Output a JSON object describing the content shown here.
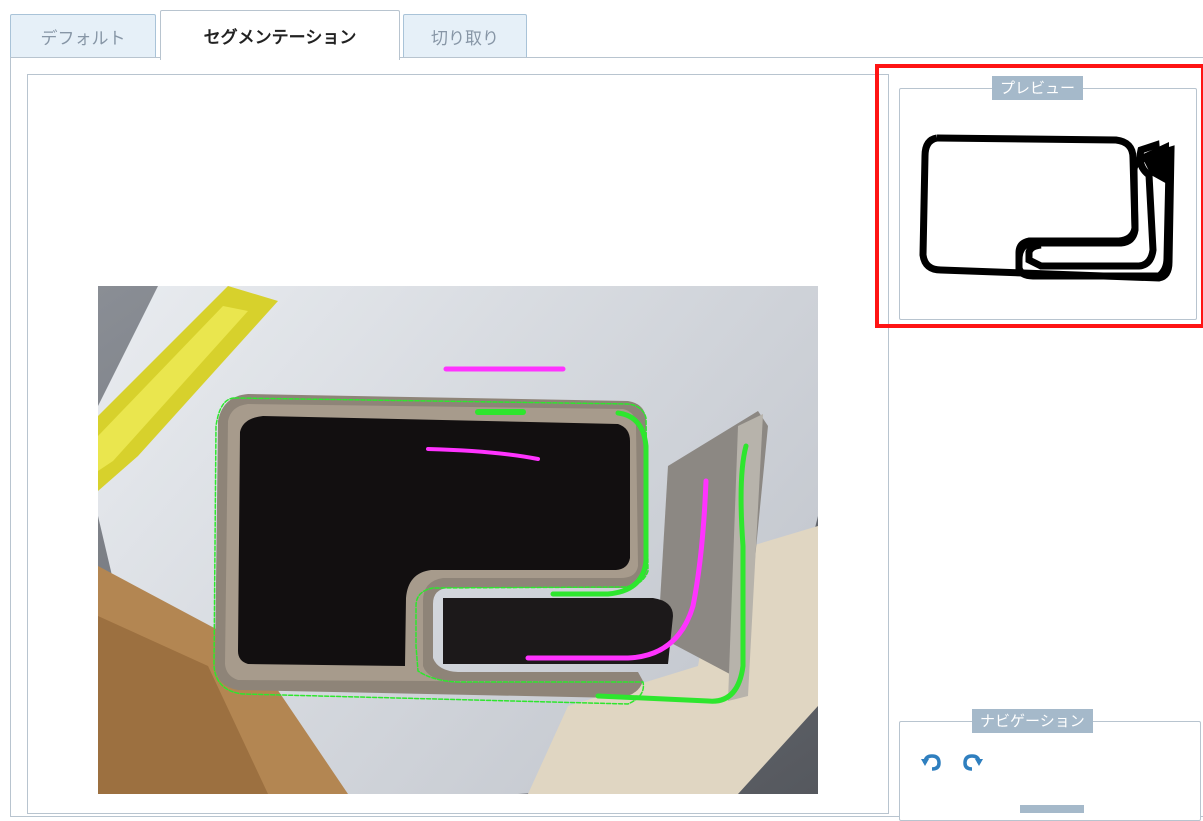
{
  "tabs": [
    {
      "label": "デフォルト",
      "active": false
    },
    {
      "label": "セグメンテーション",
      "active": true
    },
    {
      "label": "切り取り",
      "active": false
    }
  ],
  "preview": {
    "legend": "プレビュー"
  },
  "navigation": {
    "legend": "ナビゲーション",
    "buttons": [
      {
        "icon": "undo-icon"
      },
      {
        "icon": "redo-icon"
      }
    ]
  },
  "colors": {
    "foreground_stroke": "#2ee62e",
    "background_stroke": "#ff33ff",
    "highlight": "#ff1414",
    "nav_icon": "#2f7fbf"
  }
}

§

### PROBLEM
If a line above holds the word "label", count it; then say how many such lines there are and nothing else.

### THE ANSWER
3